ASSIGNMENT:
Exact copies of the records below are required.

[Stored entries]
════════════════
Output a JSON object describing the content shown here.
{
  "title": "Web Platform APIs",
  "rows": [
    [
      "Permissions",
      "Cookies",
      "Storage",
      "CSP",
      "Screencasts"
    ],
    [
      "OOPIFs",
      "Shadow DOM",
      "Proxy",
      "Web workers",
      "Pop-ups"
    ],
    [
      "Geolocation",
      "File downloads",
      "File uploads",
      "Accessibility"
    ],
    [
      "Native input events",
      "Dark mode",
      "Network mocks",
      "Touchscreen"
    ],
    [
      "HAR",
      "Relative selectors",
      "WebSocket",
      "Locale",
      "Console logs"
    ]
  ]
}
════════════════
TASK RESULT:
Output a JSON object describing the content shown here.
{
  "title": "Web Platform APIs",
  "rows": [
    [
      "Permissions",
      "Cookies",
      "Storage",
      "CSP",
      "Screencasts"
    ],
    [
      "OOPIFs",
      "Shadow DOM",
      "Proxy",
      "Web workers",
      "Pop-ups"
    ],
    [
      "Geolocation",
      "File downloads",
      "File uploads",
      "Accessibility"
    ],
    [
      "Native input events",
      "Dark mode",
      "Network mocks",
      "Touchscreen"
    ],
    [
      "HAR",
      "Relative selectors",
      "WebSocket",
      "Locale",
      "Console logs"
    ]
  ]
}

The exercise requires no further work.